Why Inventory Management Matters
Inventory is the lifeblood of any products-based business. It’s the top capital expense, the vehicle for profits, and the very reason customers interact with a company in the first place. No inventory, no business. It’s just that simple. Yet despite the vital impact of inventory, far too many organizations rely on bare bones inventory management systems. According to the 2017 State of Small Business report by WASP Barcode, 43 percent of SMBs either do not track inventory or use a manual process for tracking. In today’s marketplace, opting for barebones inventory management puts a business at a distinct disadvantage against it competitors.
Truth be told, inventory management has always mattered. The National Federation of Independent Businesses notes that 82 percent of small business failures are due at least in part to cash flow problems, and inventory and cash flow are inextricably linked. But today, in a world of ever-increasing consumer choice and multi-channel retailing, accurately tracking inventory can be the difference between winning and losing customers. There countless reasons for everyone from manufacturers to retailers to invest in quality inventory management. Here are a few of the most important.
You need to know the numbers
Big data is no longer an emergent field or niche concern; it’s a fundamental part of the way our world works. Everything from our trips to the grocery store to our streaming recommendations rely on analytics to run smoother and more efficiently. In a small business environment, so much valuable data can be derived from accurately tracking inventory.
Two simple, but crucial formulas related to inventory are the inventory turnover ratio and inventory to working capital ratio. The first is calculated by the cost of goods sold divided by the average inventory. This number lets you know how many times you turn over your average inventory in a given year, providing you a baseline metric for how effectively a business moves product. The second is a measure of liquidity, which you can calculate by dividing inventory value by working capital (accounts receivable + on-hand inventory – accounts payable). These two figures are essential snapshots of the healthy of any inventory-based business, but neither is worth anything if they aren’t based on accurate, up-to-the-minute inventory measurements. A formula only produces true results, after all, when you plug the right figures into it.
You need to see the details
In addition to providing high-level views of what’s going with stock, inventory management allows business owners to get granular.

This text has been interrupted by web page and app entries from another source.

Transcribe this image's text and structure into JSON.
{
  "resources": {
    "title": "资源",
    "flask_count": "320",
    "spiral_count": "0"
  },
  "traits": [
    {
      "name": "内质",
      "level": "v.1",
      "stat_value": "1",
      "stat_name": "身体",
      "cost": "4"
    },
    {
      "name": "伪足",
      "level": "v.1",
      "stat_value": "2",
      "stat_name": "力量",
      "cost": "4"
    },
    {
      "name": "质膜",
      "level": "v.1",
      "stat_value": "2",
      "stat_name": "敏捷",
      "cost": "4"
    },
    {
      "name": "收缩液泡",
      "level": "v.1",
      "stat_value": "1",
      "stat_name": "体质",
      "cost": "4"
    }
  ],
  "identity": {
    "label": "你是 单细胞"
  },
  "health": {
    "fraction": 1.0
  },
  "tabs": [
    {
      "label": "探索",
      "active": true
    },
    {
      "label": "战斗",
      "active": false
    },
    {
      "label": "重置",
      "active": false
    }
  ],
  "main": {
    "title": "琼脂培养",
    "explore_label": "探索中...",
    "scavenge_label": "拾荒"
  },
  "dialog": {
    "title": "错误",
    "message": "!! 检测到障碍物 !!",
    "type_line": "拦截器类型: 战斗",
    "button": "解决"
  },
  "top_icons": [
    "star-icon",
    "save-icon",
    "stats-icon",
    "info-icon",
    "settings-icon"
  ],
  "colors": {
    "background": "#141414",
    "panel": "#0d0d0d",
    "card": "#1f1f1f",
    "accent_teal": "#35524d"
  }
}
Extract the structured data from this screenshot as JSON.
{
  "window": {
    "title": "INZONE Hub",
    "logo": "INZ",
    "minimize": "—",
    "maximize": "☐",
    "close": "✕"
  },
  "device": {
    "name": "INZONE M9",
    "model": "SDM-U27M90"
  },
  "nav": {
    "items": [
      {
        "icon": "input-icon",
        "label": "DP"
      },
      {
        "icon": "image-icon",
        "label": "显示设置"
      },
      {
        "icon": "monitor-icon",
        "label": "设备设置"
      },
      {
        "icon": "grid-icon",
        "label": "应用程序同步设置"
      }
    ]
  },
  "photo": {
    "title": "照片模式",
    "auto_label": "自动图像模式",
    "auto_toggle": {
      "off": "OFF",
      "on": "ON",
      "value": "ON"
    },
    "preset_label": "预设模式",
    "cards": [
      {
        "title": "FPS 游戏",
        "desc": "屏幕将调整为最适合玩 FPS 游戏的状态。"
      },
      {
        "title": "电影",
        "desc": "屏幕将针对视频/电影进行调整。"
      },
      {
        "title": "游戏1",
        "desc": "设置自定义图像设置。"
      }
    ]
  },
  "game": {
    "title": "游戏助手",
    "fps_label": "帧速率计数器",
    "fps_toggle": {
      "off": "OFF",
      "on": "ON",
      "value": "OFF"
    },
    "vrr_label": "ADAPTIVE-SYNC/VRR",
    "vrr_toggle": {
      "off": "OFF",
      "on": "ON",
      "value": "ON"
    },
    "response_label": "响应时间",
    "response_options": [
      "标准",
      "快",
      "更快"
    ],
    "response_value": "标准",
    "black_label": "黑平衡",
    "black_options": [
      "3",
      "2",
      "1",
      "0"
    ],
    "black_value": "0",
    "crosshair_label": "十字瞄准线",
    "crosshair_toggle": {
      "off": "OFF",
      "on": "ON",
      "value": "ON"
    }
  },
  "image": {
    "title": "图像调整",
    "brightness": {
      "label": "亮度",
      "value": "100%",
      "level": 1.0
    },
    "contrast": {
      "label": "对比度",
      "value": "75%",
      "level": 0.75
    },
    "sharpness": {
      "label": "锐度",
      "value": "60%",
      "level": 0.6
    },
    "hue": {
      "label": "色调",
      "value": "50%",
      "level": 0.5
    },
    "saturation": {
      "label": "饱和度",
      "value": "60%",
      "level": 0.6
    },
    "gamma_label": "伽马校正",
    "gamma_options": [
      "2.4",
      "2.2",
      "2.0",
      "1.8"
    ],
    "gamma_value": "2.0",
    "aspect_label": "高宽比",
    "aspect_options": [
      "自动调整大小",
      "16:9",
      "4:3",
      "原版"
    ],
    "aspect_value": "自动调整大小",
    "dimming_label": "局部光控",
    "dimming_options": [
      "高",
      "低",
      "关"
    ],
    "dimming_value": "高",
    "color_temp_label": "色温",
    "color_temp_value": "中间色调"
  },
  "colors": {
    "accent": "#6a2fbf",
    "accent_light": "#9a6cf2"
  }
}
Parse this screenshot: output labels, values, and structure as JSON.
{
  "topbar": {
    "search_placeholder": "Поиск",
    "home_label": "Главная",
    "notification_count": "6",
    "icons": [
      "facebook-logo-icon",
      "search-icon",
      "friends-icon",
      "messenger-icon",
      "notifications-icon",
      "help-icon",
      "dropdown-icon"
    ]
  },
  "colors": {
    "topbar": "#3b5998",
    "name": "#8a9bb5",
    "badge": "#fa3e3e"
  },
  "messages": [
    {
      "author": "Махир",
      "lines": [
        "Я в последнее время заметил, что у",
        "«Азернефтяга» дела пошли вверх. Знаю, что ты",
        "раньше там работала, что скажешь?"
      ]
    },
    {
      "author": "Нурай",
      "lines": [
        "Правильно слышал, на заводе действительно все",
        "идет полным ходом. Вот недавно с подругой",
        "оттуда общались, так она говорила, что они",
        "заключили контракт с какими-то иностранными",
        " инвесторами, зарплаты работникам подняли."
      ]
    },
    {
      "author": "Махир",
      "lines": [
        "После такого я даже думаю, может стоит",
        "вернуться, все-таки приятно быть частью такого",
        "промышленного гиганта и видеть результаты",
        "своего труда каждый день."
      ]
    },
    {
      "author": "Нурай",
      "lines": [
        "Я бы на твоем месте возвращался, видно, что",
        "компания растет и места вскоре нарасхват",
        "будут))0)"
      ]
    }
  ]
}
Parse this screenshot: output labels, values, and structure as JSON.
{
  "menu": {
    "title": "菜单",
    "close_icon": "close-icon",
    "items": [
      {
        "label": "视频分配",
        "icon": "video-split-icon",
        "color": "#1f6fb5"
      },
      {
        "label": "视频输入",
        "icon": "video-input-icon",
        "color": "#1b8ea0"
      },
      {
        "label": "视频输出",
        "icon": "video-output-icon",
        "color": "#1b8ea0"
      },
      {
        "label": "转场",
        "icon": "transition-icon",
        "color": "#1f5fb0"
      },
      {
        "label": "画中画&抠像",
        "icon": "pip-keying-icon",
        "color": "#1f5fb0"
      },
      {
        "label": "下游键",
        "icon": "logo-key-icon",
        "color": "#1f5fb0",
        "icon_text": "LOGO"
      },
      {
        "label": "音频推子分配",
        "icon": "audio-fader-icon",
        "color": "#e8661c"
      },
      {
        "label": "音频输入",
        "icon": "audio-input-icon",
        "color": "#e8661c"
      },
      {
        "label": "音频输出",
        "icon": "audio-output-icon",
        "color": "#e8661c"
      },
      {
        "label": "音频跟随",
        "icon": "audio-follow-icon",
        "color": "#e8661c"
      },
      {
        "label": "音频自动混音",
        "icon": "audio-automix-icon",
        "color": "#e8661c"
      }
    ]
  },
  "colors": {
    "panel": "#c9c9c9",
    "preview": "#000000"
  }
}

Understanding which categories of units and which items in particular move fastest is essential for businesses who rely on buying a variety of products. Many business owners don’t know that they have dead stock taking up space, wasting resources, and doing nothing of value for their business.
With modern inventory management systems, you can dice up the data in all kinds of ways. You can, for example, see which products sell on which channels–maybe a certain item is popular on a company’s Amazon marketplace, but not so hot in a physical store. Being able to analyze inventory based on multiple factors allows a business to learn about its inventory patterns in enlightening and emboldening new ways.
You need to plan for the future
Understanding inventory today and in the past allows you make better decisions going forward and why Inventory Management matters more than ever. Regular reporting allows for trend spotting and more precise inventory planning. In 2019, almost no business has the luxury of being the exclusive purveyor of what it sells. If a consumer can’t get it from you, they’re going to get it somewhere else. If you can’t forecast demand, then, you may struggle to meet it. In all aspects of business, it pays to be proactive. Inventory is no different.
Hitting and inventory balance is not a perfect science, because the future is never entirely predictable. Limiting the amount of variance, however, can be a huge win for a business. Just last month, American beverage retailers began to experience a shortage of White Claw hard seltzer. The retailers who saw the demand coming and stocked up reaped benefits and won customers, while those who didn’t wound up leaving money on the table. The manufacturer, Mark Anthony Brands, could’ve also benefited from better inventory management. Trends are fickle, and While Claw wasn’t able to capitalize on its peak popularity to the degree it could’ve.
How AccountingSuite can help
AccountingSuite’s exceptional inventory management features will allow growing businesses to gain insight about how their stock is affecting their bottom line. It’s information no entrepreneur should have to go without. Head over to our features page to find out more.